Year: 2019
Director(s): Tyler Nilson, Michael Schwartz
Writer(s): Tyler Nilson, Michael Schwartz
Region of Origin: US
Rating: PG-13
Digital, Color, 93 mins

Synopsis: Zak runs away from his care home to make his dream of becoming a wrestler come true. (Source)

With all the horrible things happening in the world, it’s getting harder and harder to remember all the good. The Peanut Butter Falcon is exactly the palette cleanser we need right now. It’s not a film that looks at the world through rose colored glasses, but one that strips it down to its bare essentials. It steps slightly outside of our self-centered purview to look at life at its most pure. Avoiding exploitation or overly sentimental simplifications, directors Tyler Nilson and Michael Schwartz imbue graceful truths with crowd-pleasing fun. Thanks to a revelatory performance from star Zack Gottsagen, no matter who you are, or where you’re at, this film will absolutely disarm you. It’s a powerful reminder of what really matters in this life. 

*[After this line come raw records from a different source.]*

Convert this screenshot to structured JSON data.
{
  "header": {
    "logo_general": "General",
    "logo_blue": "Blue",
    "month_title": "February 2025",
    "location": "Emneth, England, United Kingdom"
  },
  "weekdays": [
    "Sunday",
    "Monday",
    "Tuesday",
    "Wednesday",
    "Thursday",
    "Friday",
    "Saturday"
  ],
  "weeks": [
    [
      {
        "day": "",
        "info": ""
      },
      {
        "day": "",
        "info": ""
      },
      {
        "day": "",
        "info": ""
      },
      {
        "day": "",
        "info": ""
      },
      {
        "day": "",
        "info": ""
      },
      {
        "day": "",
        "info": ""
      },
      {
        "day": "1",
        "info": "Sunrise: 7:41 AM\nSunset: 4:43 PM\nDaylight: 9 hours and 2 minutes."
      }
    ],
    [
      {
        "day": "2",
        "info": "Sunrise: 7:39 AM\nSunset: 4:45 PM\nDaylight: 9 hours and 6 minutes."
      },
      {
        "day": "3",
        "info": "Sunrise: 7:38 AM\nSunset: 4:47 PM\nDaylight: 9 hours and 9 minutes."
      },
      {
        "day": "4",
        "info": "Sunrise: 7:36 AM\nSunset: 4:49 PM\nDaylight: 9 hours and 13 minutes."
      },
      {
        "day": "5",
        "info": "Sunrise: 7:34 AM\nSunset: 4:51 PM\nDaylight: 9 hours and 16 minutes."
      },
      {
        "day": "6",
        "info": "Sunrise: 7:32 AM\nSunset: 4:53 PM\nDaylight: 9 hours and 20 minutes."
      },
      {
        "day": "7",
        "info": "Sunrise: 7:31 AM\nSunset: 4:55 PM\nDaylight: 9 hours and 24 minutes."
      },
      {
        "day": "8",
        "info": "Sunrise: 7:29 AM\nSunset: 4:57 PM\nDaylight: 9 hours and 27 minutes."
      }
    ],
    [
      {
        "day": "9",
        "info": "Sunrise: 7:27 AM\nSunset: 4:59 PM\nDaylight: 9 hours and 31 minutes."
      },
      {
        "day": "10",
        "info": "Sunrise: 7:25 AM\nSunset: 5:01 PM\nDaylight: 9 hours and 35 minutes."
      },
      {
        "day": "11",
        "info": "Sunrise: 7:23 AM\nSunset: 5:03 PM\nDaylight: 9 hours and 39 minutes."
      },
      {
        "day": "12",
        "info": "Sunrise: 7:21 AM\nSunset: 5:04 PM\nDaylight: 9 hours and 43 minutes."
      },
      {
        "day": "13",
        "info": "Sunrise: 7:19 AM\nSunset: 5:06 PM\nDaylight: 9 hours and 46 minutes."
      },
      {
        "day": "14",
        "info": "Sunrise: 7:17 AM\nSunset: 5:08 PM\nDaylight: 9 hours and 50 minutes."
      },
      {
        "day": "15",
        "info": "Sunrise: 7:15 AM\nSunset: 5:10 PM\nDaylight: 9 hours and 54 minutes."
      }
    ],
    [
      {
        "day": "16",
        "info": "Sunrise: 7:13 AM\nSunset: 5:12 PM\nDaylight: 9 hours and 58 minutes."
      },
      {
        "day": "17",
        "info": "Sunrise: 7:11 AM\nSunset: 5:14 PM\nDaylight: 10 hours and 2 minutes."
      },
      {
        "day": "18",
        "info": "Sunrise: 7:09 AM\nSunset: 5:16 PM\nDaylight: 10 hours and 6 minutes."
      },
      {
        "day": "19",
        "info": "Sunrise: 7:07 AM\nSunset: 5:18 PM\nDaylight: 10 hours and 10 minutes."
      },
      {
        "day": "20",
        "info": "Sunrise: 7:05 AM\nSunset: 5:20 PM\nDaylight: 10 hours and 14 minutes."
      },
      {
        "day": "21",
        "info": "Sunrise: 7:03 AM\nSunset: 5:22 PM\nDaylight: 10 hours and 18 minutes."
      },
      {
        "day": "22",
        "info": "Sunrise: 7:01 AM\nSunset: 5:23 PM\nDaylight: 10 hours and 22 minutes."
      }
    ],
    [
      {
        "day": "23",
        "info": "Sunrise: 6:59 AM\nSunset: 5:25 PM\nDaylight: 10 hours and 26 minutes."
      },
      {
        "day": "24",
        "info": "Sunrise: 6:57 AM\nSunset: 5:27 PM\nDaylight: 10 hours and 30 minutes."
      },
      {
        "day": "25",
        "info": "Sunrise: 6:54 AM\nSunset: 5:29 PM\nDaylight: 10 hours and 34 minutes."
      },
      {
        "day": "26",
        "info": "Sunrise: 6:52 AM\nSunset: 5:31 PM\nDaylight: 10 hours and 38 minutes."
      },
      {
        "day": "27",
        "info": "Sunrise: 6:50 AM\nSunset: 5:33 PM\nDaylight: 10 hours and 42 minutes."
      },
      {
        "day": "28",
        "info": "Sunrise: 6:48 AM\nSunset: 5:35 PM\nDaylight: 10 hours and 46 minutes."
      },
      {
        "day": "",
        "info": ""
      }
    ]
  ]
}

Within the fringes of the Deep South are two lost souls. After a personal tragedy, Tyler (Shia LaBeouf) is a rudderless fisherman resorting to criminal means to make ends meet. His actions are about to catch up with him, sending him on the run. Opposite, Zak (Zack Gottsagen) is a young man with Down Syndrome who dreams of becoming a wrestler. Slowing wasting within the walls of a retirement home, Zak’s roommate helps him slide thorough the bars of their window, all greased up and wearing nothing but his underwear. After a few mishaps, Tyler and Zak eventually cross paths. While they have seemingly nothing in common, the two form a bond that makes their odyssey through the lazy Mississippi River a genuine life changer. 

Borrowing heavily from Mark Twain, directors Wilson and Schwartz have created one of the sweetest films of the year. It feels spontaneous and loose, but focused in its presentation of two outsiders forging family. Tyler and Zak are infectious characters that we genuinely want to hang out with. Some of the film’s best moments are them doing nothing, keeping to themselves as the world around them keeps spinning. On that note, it’s incredible to see how Wilson and Schwartz have crafted their heroes’ delicate microcosm. It’s a world informed by what lies just out of reach, but also untouched by its gloom. The heart of the story, of course, is Zak’s unjaded view of each mishap or roadblock that comes their way. Through him, we gain a new appreciation for solidarity and the purpose we find in each other. With this understated value on what lies beneath, the story’s inclusive perspective celebrates and treats Zak as someone not defined by his mental disability, but made stronger because of it. 

Peanut Butter Falcon Shia LaBeouf Zack Gottsagen Dakota Johnson

With the story’s strict focus on Tyler and Zak, Shia and Zack shine as an unmissable duo. The true showstopper, of course, is Zack Gottsagen. There is rarely a moment where Gottsagen isn’t shining like a beam of light, able to drill his way into our hearts with a performance that transcends the material. Playing off of him, Shia’s Tyler provides context. Though Zak’s character can stand on its own, Shia is an entry point to a world that we’d rarely consider. Together, the pair are dynamite, bouncing off each other in various ways and selling the realism of this oft-times surreal fairy tale. Adding even more texture to their world, Dakota Johnson’s Eleanor isn’t a third wheel, but a contrasting perspective who helps to drive everything home toward’s the final act.

Films that handle mental disability can be difficult to pull off. Most times they come off as crassly exploitive or cling to surface theatrics. Though The Peanut Butter Falcon does succumb to an oversimplified conclusion, its heart is real, making it a special achievement that feels truly enriching. I came out of the film feeling wonderful and not in a way that quickly fades. This is a film that forces us to really reevaluate the world we live in and what it all means. With its focused minimalism and the humanity at its core, this is a timeless story that makes us want to be and do better.